My last full day in Munich (or Muchen, now that I'm practically a local ...) was busy. I added two new phrases to my repetoire: Sprecken sie English? and Ikh ferstaye nihkt! (I don't understand). Please don't mind the atroscious spelling, but I've since buried my phrasebook at the bottom of my backpack and am still trying to stop saying Ja instead of Si, now that I'm in Rome ...
I did the Dachau concentration camp memorial tour and not sure what to say really. Its pretty overwhelming. This year marks 50 years since the camp was liberated, and that still seems really recent to me. I'm glad I went, I'm glad I know, but not sure what I can do with this knowledge now.
From there I visited Lenbachaus. Its a mock-Etruscan villa (I only found out what that meant when I went there too, it means that orange-yellow style Tuscan villa) its a gallery filled with some old German art I've never heard of, a few new artists/exhibitions and one area filled with the work of Blaue Rieter group, which includes the work of Wasily Kandinsky who I studied in Year 12 Art. Had similar feelings as when viewing famous art pieces at the Met. Also strange as all descriptions in German! Was good experience in the universal language of art! But with the new work and work unfamiliar to me, it was a bit frustrating. I guess its the designer in me wanting to know the 'brief' to understand the 'concept'.
Munich was pretty amazing. Being my first European city, I couldn't get over all the huge old buildings and historical stuff. All the information I had was about 5 pages I'ld printed from the Lonely Planet website before I left, but it was great just to wander around, looking. There's one square, Koningsplatz with 3 huge Roman-style buildings with columns and everything on 3 sides. Grass in the centre and cars (all small, not like NY) and bikes zooming through. It still feels surreal. I was sitting there with this amazing view in front of me, old German men playing chess on massive boards in a park next to me and I could hear someone singing opera from a nearby music and art school (also in a massive old building).
Was getting a bit lonely tho, so decided to give in and speak to one of the many many Americans staying at my hostel. Ended up with a small group, we got some food, watched the soccer (Australia v Germany, no comment), tried to find a beer hall, all closed, tried to find an Irish pub, not very busy, so ended up in all places A BLOODY AUSTRALIAN PUB! Glad to find a couple of other Aussies tho. Comforting to hear a normal accent!
Early start the next day on the train back to the airport. Also experienced the universal language of getting-frustrated-with-bloody-ticket-machines! This woman explained to me (in German) that the machine didn't accept 20 euro notes, but somehow I understood.
Was v v tired on plane due to only averaging 3 hours sleep for past few nights, but now due to actually being out and doing stuff (oh, and hostel dorm snorers) rather than my usual insomnia. Was too excited to sleep tho, and amazing view of the Alps and my first glimpse of Italy etc
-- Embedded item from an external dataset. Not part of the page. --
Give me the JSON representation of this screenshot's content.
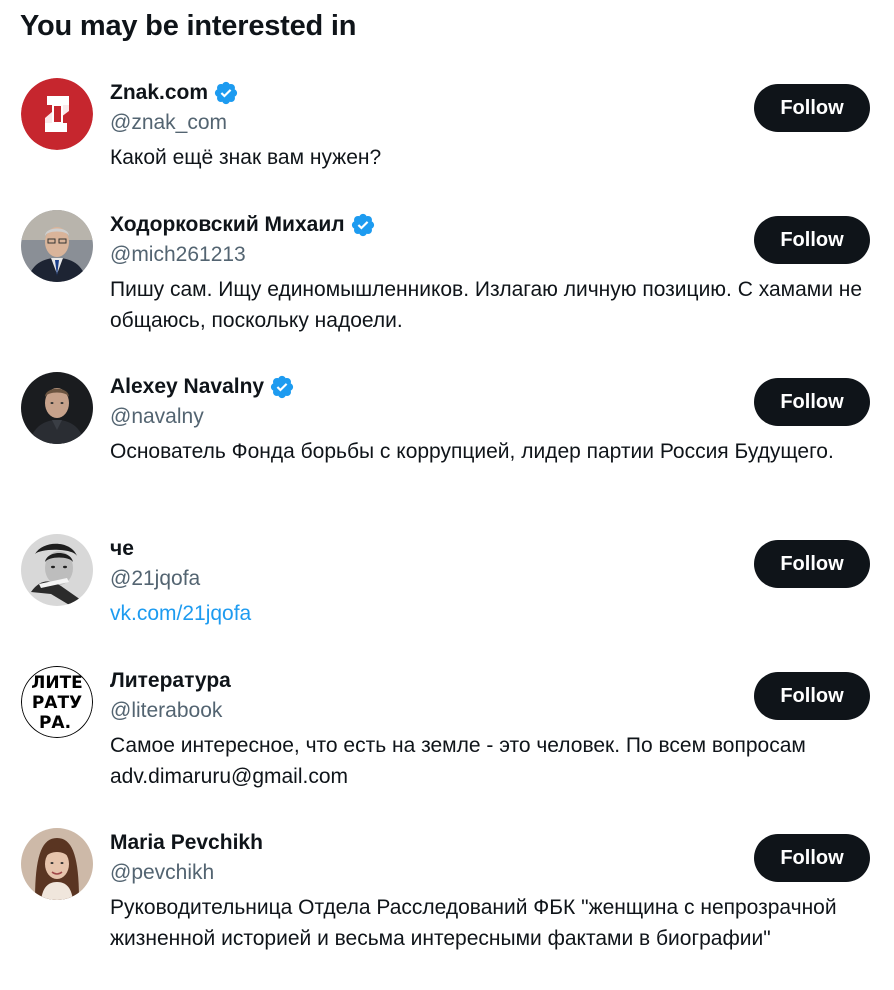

Tuesday, June 14, 2005

When in Munich ... eat pizza?

Have arrived safe and well in Munich. Strange German keyboard, so excuse any mistakes please! Short night (so v v tired) as overnight backward from NY. Had quick walk around city and made plans for tomorrow (only full day in Munich). City is beautiful and old, my first taste of Europe! Airport is 40min out of Munich so nice view of countryside, paddocks (sorry, fields!) trees etc on way in. Unfortunately not much green in city, but definately smaller than Cycling v v popular in Munich, even special lanes for cyclists, also trains, trams and many lions! Everywhere recreated in all types. Walked to Marienplatz this afternoon to see Glockenspiel and its special chime and puppet routine. It onlz occurs about 4 times a day. Building is huge, took some pics, hope they work.#
Ja! Have had bier! Meant to order small, but combination of Happz Hour and language barrier I ended up with half a litre! Hostel is verz busz and noisz. Too manz Americans! (Sorry Z!) Probablz more to write, but too tired to think right now! Prost! to you all! Missing zou more each day, but each day new experiences and closer to home ... am happz to be here, but yzou know me! hugs etc E xo